I do have some incomplete bad feelings. I resent that during the good years you spent so much of that time not telling me how you really felt about me, you and our relationship. You let the negative building up and when you finally told me close to the end, I was stunned and shocked.  I really do hate you for that. I accept that this happened and I forgive you for that.  I also accept that I did the best I could even though in hindsight, I can see what I could have done differently. I forgive myself for my part in this. It was simply far harder than I could ever imagine. . . .

(Note: this paragraph is an example of a REGRET elements of your letter. Remember that you can have as many paragraphs on this that you need, pages and pages if you like)

I regret that I didn’t speak up when I saw the signs of your detachment. I look back and I can see it in your eyes at the cafe when I asked you the first time about what was up with you. Our good times were really good and our bad times never got to be worked on or discussed. I am sorry, I apologize for not speaking up to you then and not let the moments pass by. I knew all along but I just hoped I was wrong.  I am sorry I didn’t know how to trust my own self as much as I do now. I learned that from our relationship. I learned to check out, over and over if I have to, when I feel detachment.  I forgive myself for my detachment, it was simply far harder than I could ever imagine . . .

(Note: EXPRESS UN-EXPRESSED EMOTIONS. Remember that you can have as many paragraphs on this that you need, pages and pages if you like)

. . . I really am deeply hurt that you chose to be in another relationship so quickly. I hate that you left before your body left and just seemed to cast me aside.  I feel worthless about this. Cast aside. Used. Abused. I feel those things right now as I think it , , ,

(Note: EXPRESS UN-EXPRESS GRATITDE. Remember that you can have as many paragraphs on this that you need, pages and pages if you like)

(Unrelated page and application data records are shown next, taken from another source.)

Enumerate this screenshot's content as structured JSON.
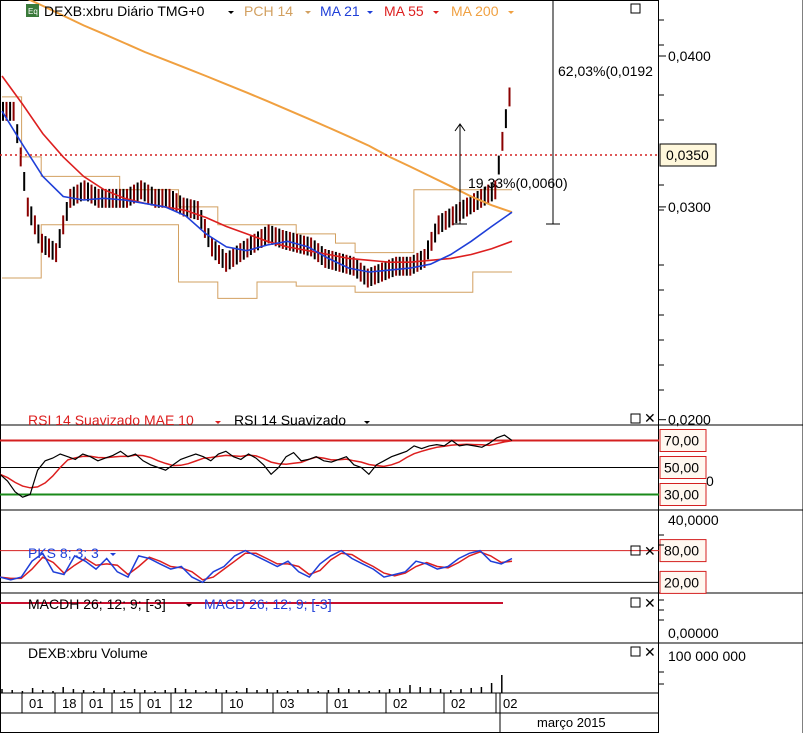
{
  "chart_data": [
    {
      "panel": "price",
      "type": "candlestick",
      "symbol_label": "DEXB:xbru Diário TMG+0",
      "icon": "eq-badge-icon",
      "legend": [
        {
          "name": "PCH 14",
          "color": "#d2a060"
        },
        {
          "name": "MA 21",
          "color": "#1f3fd8"
        },
        {
          "name": "MA 55",
          "color": "#dd1f1f"
        },
        {
          "name": "MA 200",
          "color": "#f0a040"
        }
      ],
      "scale": "log",
      "ylim": [
        0.0198,
        0.0445
      ],
      "y_ticks": [
        "0,0400",
        "0,0300",
        "0,0200"
      ],
      "y_tick_values": [
        0.04,
        0.03,
        0.02
      ],
      "last_price": 0.035,
      "last_price_label": "0,0350",
      "annotations": [
        {
          "text": "62,03%(0,0192",
          "from": 0.031,
          "to": 0.0502
        },
        {
          "text": "19,33%(0,0060)",
          "from": 0.031,
          "to": 0.037
        }
      ],
      "series_ma200": [
        0.0455,
        0.0448,
        0.044,
        0.0432,
        0.0424,
        0.0417,
        0.041,
        0.0403,
        0.0397,
        0.0391,
        0.0385,
        0.0379,
        0.0373,
        0.0367,
        0.0361,
        0.0355,
        0.0349,
        0.0343,
        0.0337,
        0.033,
        0.0324,
        0.0318,
        0.0312,
        0.0306,
        0.0301,
        0.0297
      ],
      "series_ma55": [
        0.0385,
        0.0365,
        0.0345,
        0.033,
        0.0318,
        0.031,
        0.0305,
        0.0302,
        0.03,
        0.0298,
        0.0294,
        0.0289,
        0.0285,
        0.0281,
        0.0278,
        0.0276,
        0.0274,
        0.0272,
        0.0271,
        0.027,
        0.027,
        0.0271,
        0.0272,
        0.0274,
        0.0277,
        0.0281
      ],
      "series_ma21": [
        0.036,
        0.0338,
        0.0318,
        0.0306,
        0.0304,
        0.0305,
        0.0304,
        0.0302,
        0.03,
        0.0295,
        0.0285,
        0.0278,
        0.0276,
        0.0279,
        0.0281,
        0.0278,
        0.0272,
        0.0267,
        0.0265,
        0.0266,
        0.0267,
        0.0269,
        0.0274,
        0.0281,
        0.0289,
        0.0297
      ],
      "pch_upper": [
        0.037,
        0.033,
        0.0318,
        0.0318,
        0.0318,
        0.0318,
        0.031,
        0.031,
        0.031,
        0.03,
        0.03,
        0.029,
        0.029,
        0.029,
        0.029,
        0.0285,
        0.0285,
        0.028,
        0.0275,
        0.0275,
        0.0275,
        0.031,
        0.031,
        0.031,
        0.031,
        0.031
      ],
      "pch_lower": [
        0.0262,
        0.0262,
        0.029,
        0.029,
        0.029,
        0.029,
        0.029,
        0.029,
        0.029,
        0.026,
        0.026,
        0.0252,
        0.0252,
        0.026,
        0.026,
        0.0258,
        0.0258,
        0.0258,
        0.0255,
        0.0255,
        0.0255,
        0.0255,
        0.0255,
        0.0255,
        0.0265,
        0.0265
      ],
      "candles": [
        0.036,
        0.03,
        0.028,
        0.0275,
        0.0305,
        0.031,
        0.0305,
        0.0305,
        0.0305,
        0.031,
        0.0305,
        0.0305,
        0.03,
        0.0298,
        0.0278,
        0.027,
        0.0275,
        0.028,
        0.0285,
        0.0282,
        0.028,
        0.0278,
        0.0272,
        0.027,
        0.0268,
        0.0262,
        0.0265,
        0.0268,
        0.0268,
        0.0272,
        0.029,
        0.0295,
        0.03,
        0.0305,
        0.031,
        0.037
      ]
    },
    {
      "panel": "rsi",
      "type": "line",
      "label_1": "RSI 14 Suavizado MAE 10",
      "label_2": "RSI 14 Suavizado",
      "levels": [
        "70,00",
        "50,00",
        "30,00"
      ],
      "level_values": [
        70,
        50,
        30
      ],
      "ylim": [
        20,
        80
      ],
      "y_tick_hidden": "40,0000",
      "y_tick_clipped": "0",
      "values": [
        45,
        40,
        32,
        28,
        30,
        48,
        55,
        57,
        60,
        58,
        56,
        60,
        58,
        55,
        57,
        59,
        62,
        58,
        60,
        55,
        52,
        50,
        48,
        52,
        56,
        58,
        60,
        58,
        55,
        60,
        62,
        58,
        56,
        60,
        57,
        52,
        45,
        50,
        58,
        61,
        55,
        56,
        58,
        55,
        54,
        56,
        58,
        52,
        50,
        45,
        52,
        55,
        58,
        60,
        62,
        66,
        64,
        66,
        67,
        66,
        70,
        66,
        67,
        66,
        65,
        68,
        72,
        74,
        70
      ]
    },
    {
      "panel": "stochastic",
      "type": "line",
      "label": "PKS 8; 3; 3",
      "levels": [
        "80,00",
        "20,00"
      ],
      "level_values": [
        80,
        20
      ],
      "ylim": [
        0,
        100
      ],
      "values": [
        30,
        25,
        30,
        60,
        75,
        40,
        35,
        70,
        60,
        45,
        65,
        40,
        30,
        70,
        65,
        55,
        45,
        50,
        30,
        20,
        40,
        50,
        70,
        80,
        70,
        60,
        50,
        60,
        40,
        30,
        55,
        70,
        80,
        65,
        55,
        45,
        30,
        35,
        40,
        60,
        55,
        45,
        50,
        65,
        75,
        80,
        60,
        55,
        65
      ]
    },
    {
      "panel": "macd",
      "type": "line",
      "label_1": "MACDH 26; 12; 9; [-3]",
      "label_2": "MACD 26; 12; 9; [-3]",
      "y_ticks": [
        "0,00000"
      ],
      "values": [
        0,
        0,
        0,
        0,
        0,
        0,
        0,
        0,
        0,
        0
      ]
    },
    {
      "panel": "volume",
      "type": "bar",
      "label": "DEXB:xbru Volume",
      "y_ticks": [
        "100 000 000"
      ],
      "values": [
        4,
        3,
        2,
        5,
        3,
        2,
        6,
        4,
        3,
        2,
        5,
        3,
        2,
        4,
        3,
        2,
        3,
        5,
        4,
        3,
        2,
        4,
        3,
        2,
        5,
        3,
        4,
        3,
        2,
        3,
        4,
        2,
        3,
        5,
        4,
        3,
        2,
        3,
        4,
        5,
        8,
        6,
        5,
        4,
        3,
        4,
        5,
        6,
        10,
        18
      ]
    }
  ],
  "x_axis": {
    "ticks": [
      "01",
      "18",
      "01",
      "15",
      "01",
      "12",
      "10",
      "03",
      "01",
      "02",
      "02",
      "02"
    ],
    "month_label": "março 2015"
  },
  "colors": {
    "candle_up": "#000000",
    "candle_down": "#8b0000",
    "rsi_line": "#000000",
    "rsi_signal": "#dd1f1f",
    "level_red": "#d42020",
    "level_green": "#1a8a1a",
    "stoch_k": "#1f3fd8",
    "stoch_d": "#dd1f1f",
    "dotted_price": "#d42020"
  }
}
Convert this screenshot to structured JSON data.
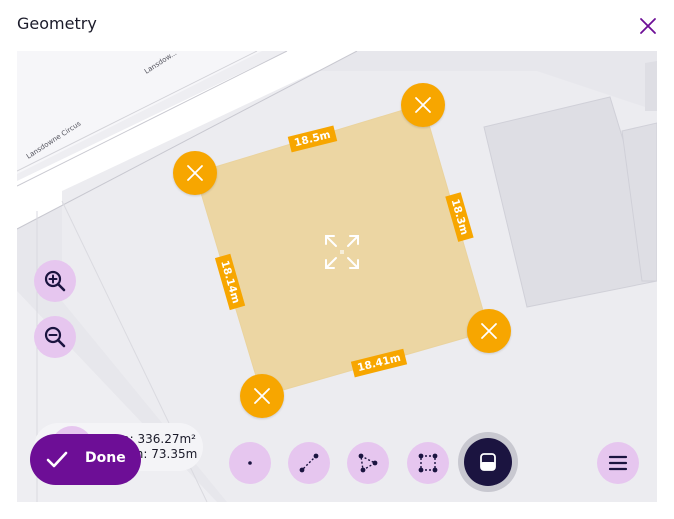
{
  "dialog": {
    "title": "Geometry",
    "close_icon": "close-icon"
  },
  "map": {
    "street_labels": [
      "Lansdowne Circus",
      "Lansdow..."
    ],
    "polygon_fill": "#ecd6a3",
    "accent_color": "#f7a600",
    "edges": [
      {
        "label": "18.5m"
      },
      {
        "label": "18.3m"
      },
      {
        "label": "18.41m"
      },
      {
        "label": "18.14m"
      }
    ],
    "vertex_icon": "close-icon",
    "center_icon": "expand-arrows-icon"
  },
  "zoom": {
    "in_icon": "zoom-in-icon",
    "out_icon": "zoom-out-icon"
  },
  "measurement": {
    "icon": "ruler-icon",
    "area": "Area: 336.27m²",
    "length": "Length: 73.35m"
  },
  "done_button": {
    "label": "Done",
    "icon": "check-icon",
    "color": "#6d0e96"
  },
  "tools": [
    {
      "name": "point",
      "icon": "point-icon"
    },
    {
      "name": "line",
      "icon": "line-icon"
    },
    {
      "name": "polygon",
      "icon": "polygon-icon"
    },
    {
      "name": "rectangle",
      "icon": "rectangle-icon"
    },
    {
      "name": "eraser",
      "icon": "eraser-icon",
      "active": true
    }
  ],
  "menu_icon": "menu-icon"
}
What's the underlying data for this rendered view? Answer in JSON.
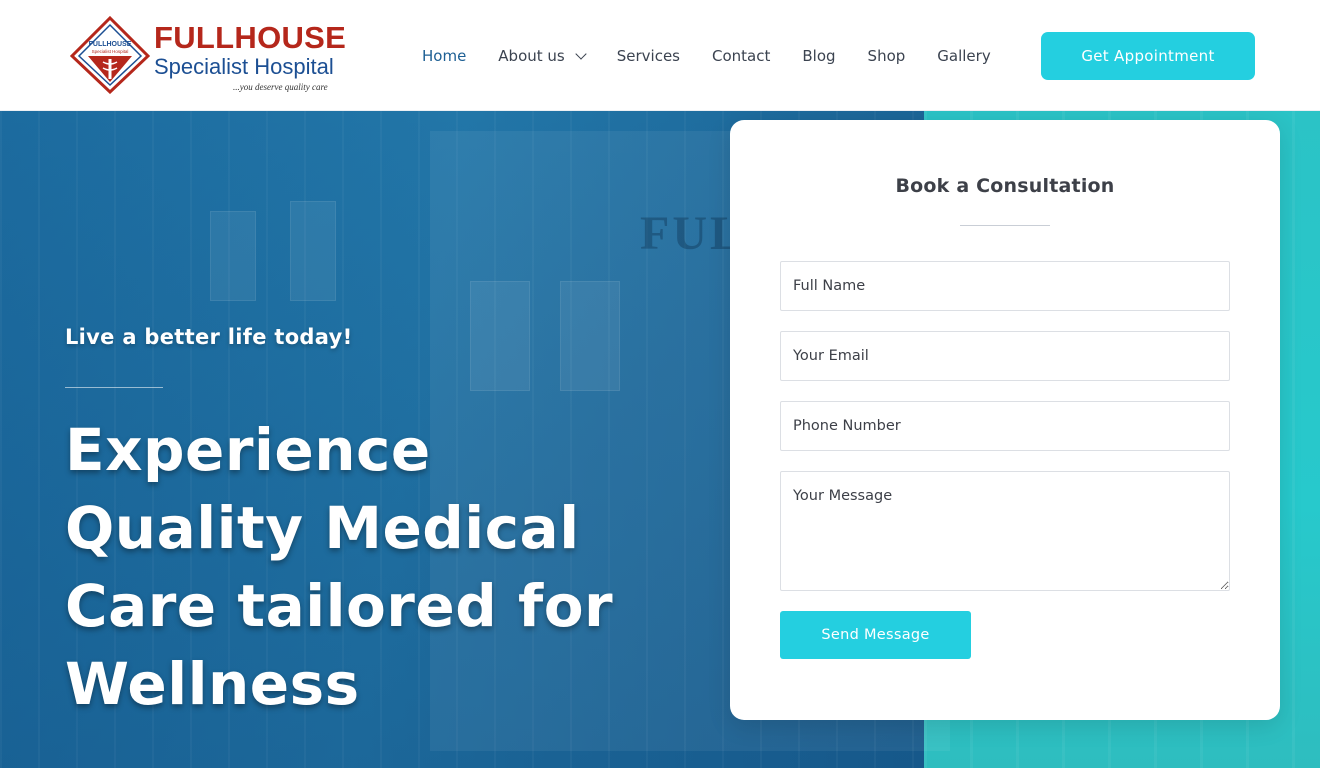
{
  "brand": {
    "name": "FULLHOUSE",
    "subtitle": "Specialist Hospital",
    "tagline": "...you deserve quality care",
    "mark_label": "FULLHOUSE",
    "mark_sub": "Specialist Hospital",
    "colors": {
      "red": "#b5271b",
      "blue": "#1c4f93"
    }
  },
  "nav": {
    "items": [
      {
        "label": "Home",
        "active": true
      },
      {
        "label": "About us",
        "has_dropdown": true
      },
      {
        "label": "Services"
      },
      {
        "label": "Contact"
      },
      {
        "label": "Blog"
      },
      {
        "label": "Shop"
      },
      {
        "label": "Gallery"
      }
    ],
    "cta_label": "Get Appointment"
  },
  "hero": {
    "kicker": "Live a better life today!",
    "headline": "Experience Quality Medical Care tailored for Wellness",
    "sign_text": "FUL"
  },
  "form": {
    "title": "Book a Consultation",
    "name_placeholder": "Full Name",
    "email_placeholder": "Your Email",
    "phone_placeholder": "Phone Number",
    "message_placeholder": "Your Message",
    "submit_label": "Send Message"
  },
  "colors": {
    "accent": "#24cfe0",
    "hero_blue": "#1c6b9f",
    "hero_teal": "#2bc3c6",
    "active_nav": "#1d5f94"
  }
}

I have so many good and loving feelings toward you also about the past. I appreciate that even in some of our harder times you were able to give me signals that you cared.  I am grateful for the vacation we took with all of our friends to the lake house, where we were able to put so much of our troubles aside and just enjoy playing and having fun. I still have some of the pictures from that valued memory.  I am grateful for how you took care of my dog Joey, when he was sick and I had to be away on business. . .

Goodbye Joan,
Jane

Step 1 TIMELINE  Step 2 LISTS  Step 3 LETTER   Step 4 READING